Whatever Congress’ reason for its inaction, miring people in poverty is not the answer. It simply doesn’t make sense for workers or for business.
And neither does the plan suggested by Sen. Rick Santorum (R-PA), which was rejected by 61 senators. The measures he proposed would have enacted rule changes allowing a reduction in minimum-wage and overtime-pay protections for millions of workers.
Under the Fair Labor Standards Act, businesses that bring in less than $500,000 a year do not have to pay their workers the $5.15 minimum wage unless the employee is involved in some form of interstate commerce. That could include producing products that are sold in a different state or even taking orders over the phone from people in other states.
Democrats and some Republicans objected to a provision of the Santorum amendment that would have exempted additional small businesses from paying the minimum wage by raising the $500,000 threshold to $1 million.
More significantly, the legislation would have gotten rid of the interstate provision. Santorum said the change to interstate commerce rules was intended to correct a “drafting error” from the late 1980s that had forced small businesses to pay minimum wage to many more workers than Congress had originally intended.
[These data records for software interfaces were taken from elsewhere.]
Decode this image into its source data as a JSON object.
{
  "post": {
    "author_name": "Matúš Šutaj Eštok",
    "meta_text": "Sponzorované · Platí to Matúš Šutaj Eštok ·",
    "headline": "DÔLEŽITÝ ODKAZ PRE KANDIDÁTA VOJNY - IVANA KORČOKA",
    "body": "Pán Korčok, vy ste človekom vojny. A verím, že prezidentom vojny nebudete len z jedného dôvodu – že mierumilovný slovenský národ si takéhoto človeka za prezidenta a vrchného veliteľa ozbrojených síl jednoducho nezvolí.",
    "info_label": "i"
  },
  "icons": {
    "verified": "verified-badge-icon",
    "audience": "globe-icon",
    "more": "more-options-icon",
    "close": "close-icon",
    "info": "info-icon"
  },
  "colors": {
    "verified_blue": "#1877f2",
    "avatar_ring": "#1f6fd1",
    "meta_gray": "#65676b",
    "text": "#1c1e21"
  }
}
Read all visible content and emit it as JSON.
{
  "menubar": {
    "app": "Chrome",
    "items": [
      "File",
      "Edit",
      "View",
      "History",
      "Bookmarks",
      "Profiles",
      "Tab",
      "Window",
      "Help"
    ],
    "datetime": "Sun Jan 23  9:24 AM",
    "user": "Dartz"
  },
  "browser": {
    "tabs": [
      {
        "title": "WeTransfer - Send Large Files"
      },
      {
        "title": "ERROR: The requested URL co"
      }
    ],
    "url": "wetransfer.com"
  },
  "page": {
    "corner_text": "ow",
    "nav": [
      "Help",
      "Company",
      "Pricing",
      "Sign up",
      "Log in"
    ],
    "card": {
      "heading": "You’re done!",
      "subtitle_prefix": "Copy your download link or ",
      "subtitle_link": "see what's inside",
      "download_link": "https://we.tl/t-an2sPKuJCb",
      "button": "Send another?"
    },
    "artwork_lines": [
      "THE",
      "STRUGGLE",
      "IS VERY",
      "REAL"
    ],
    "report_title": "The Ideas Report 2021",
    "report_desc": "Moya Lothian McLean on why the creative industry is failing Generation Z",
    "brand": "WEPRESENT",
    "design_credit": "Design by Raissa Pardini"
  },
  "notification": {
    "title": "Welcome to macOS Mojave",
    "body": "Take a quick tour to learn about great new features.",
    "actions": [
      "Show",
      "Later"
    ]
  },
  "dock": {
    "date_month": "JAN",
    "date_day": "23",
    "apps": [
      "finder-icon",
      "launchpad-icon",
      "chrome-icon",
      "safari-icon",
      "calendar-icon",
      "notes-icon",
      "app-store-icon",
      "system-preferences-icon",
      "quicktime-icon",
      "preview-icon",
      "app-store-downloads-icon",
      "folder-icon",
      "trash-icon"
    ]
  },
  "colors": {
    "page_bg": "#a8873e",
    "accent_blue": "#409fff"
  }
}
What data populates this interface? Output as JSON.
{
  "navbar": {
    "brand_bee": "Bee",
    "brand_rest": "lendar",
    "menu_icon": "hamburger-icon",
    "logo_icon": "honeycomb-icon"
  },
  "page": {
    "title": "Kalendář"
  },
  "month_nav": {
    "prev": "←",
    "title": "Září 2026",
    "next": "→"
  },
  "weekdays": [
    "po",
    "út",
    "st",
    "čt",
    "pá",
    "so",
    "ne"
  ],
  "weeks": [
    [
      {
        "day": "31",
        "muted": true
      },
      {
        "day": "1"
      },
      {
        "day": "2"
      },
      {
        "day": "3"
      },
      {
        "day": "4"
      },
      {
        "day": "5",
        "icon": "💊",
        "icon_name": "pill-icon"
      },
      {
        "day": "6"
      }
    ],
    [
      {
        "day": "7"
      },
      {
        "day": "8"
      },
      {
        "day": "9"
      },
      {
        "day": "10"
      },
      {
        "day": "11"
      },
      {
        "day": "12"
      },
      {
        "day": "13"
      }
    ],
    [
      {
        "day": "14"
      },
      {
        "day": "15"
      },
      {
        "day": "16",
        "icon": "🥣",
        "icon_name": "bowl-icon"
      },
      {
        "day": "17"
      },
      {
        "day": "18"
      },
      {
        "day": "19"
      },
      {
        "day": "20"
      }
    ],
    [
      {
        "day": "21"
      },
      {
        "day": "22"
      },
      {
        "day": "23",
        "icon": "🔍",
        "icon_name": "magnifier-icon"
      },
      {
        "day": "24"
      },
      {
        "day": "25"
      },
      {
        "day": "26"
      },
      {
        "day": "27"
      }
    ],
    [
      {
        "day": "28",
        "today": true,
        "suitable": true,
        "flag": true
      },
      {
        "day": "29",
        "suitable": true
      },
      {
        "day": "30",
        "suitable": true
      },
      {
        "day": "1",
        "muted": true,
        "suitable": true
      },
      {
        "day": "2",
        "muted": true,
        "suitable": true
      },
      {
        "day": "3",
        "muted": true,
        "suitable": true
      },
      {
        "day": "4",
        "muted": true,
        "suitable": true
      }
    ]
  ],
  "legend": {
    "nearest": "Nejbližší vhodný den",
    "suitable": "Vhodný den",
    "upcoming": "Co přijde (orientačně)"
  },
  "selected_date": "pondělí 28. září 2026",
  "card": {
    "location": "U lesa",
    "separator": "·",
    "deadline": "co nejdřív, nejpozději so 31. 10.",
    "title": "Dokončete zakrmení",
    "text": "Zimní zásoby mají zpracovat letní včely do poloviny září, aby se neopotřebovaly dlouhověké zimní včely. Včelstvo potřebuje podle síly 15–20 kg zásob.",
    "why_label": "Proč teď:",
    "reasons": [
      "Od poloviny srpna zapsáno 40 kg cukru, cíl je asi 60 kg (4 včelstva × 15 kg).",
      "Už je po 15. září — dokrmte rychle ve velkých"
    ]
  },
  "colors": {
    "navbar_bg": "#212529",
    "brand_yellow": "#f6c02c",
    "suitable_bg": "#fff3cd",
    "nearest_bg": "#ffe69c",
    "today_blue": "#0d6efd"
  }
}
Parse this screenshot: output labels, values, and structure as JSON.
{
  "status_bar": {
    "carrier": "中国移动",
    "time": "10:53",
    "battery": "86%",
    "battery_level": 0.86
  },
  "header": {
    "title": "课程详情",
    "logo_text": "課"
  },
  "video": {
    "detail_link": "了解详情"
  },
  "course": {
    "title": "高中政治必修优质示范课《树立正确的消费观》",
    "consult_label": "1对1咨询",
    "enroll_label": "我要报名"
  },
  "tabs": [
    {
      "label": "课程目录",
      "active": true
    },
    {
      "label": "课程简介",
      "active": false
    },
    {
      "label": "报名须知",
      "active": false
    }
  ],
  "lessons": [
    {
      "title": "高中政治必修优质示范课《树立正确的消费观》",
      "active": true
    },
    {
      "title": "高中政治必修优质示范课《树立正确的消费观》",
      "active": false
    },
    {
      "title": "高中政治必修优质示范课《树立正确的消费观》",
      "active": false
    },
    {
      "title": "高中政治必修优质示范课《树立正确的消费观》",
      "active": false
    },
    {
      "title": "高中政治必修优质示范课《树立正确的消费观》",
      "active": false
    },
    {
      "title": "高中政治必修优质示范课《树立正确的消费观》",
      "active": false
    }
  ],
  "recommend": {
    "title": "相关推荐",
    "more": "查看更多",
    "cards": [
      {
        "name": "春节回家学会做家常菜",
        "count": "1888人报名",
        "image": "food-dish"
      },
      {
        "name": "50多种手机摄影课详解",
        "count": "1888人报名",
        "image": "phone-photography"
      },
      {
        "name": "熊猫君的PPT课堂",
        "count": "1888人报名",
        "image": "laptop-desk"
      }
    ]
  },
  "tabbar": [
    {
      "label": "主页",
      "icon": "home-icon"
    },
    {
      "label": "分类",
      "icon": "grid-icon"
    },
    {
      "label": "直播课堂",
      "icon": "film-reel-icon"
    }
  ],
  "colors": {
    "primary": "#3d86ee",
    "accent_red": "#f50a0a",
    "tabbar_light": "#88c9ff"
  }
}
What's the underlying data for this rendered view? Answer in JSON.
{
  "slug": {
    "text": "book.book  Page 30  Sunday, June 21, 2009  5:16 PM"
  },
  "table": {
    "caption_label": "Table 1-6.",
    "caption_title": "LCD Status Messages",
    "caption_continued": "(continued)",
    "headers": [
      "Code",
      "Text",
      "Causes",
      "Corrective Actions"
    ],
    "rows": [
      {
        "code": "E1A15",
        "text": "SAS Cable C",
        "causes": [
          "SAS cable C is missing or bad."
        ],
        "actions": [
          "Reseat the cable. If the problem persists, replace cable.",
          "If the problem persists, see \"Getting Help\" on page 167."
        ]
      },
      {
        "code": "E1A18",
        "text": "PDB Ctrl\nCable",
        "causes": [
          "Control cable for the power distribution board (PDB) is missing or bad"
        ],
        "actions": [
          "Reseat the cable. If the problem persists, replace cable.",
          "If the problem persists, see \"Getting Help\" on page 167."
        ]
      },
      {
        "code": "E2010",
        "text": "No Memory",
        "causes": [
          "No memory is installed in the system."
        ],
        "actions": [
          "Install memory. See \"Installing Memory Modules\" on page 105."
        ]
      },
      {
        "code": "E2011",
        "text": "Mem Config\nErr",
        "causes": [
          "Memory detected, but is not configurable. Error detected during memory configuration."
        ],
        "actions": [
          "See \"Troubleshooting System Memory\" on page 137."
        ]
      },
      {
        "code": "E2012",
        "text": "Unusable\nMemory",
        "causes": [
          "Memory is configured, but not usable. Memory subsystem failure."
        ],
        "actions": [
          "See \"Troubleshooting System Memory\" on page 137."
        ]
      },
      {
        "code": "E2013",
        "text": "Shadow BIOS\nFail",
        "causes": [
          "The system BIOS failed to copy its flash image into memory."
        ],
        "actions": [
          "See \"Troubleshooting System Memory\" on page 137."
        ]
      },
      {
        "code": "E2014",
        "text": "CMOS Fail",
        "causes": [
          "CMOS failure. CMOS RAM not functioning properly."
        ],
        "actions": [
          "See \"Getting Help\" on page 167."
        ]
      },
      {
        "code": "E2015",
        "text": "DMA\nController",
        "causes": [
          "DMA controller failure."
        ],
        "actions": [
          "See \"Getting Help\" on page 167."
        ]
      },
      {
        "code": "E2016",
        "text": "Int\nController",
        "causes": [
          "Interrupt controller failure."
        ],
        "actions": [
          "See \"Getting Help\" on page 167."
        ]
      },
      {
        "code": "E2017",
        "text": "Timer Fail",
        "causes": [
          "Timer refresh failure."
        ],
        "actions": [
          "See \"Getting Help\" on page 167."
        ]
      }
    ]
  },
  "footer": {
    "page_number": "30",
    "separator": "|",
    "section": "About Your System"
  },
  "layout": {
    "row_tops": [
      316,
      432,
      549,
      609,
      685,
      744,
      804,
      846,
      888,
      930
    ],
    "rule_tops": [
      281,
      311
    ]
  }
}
The most recent information on the number of small businesses that fall into that category is from 1997. The Census bureau found that there were 7.5 million firms and establishments (employing some 11.7 million workers) that made less than $500,000. According to the 1997 figures, if the threshold was raised to $1 million, an additional 1.5 million businesses would have qualified for that exemption (businesses in that higher category employed some 6.8 million workers).
Another controversial provision in Santorum’s legislation would have given employers the option of creating a two-week work period instead of one week, which could have changed the amount workers are paid in overtime.
Current law states that employers must pay overtime if an employee works more than 40 hours a week. Santorum’s bill would have allowed employers to offer an 80-hour work period over two weeks as long as an employee agreed to that schedule. …
“What a deal,” said Sen. Dick Durbin, of Illinois, the No. 2 Democrat in the Senate. “After waiting eight years, [Santorum] helps one out of four of the workers Sen. Kennedy helps, and for the 1.8 million [workers] he helps, he pushes five times as many overboard, and says you’re not going to get overtime, you’re not going to get minimum wage.”
The Economic Policy Institute offers more analysis of the Santorum proposal, which it calls a “trojan horse for workers.” (The link requires Adobe Reader.)
One might surmise that maintaining the status quo is preferable than having to survive under the Santorum plan. And that may be true. But there were other options: the Kennedy plan, the Santorum increase minus the stripping of worker protections, or some other plan that offered at least some sort of minimum-wage increase. The Senate opted not to do anything other than show their disinterest in the working poor. American workers, minimum-wage and otherwise, should be livid — hopefully, livid enough to call their lawmakers and voice their anger, hurt, and dissatisfaction. (You can reach senators and representatives via the Congressional Switchboard: 202-224-3121.)
Tip o’ the baseball cap to Nathan Newman for the EPI links.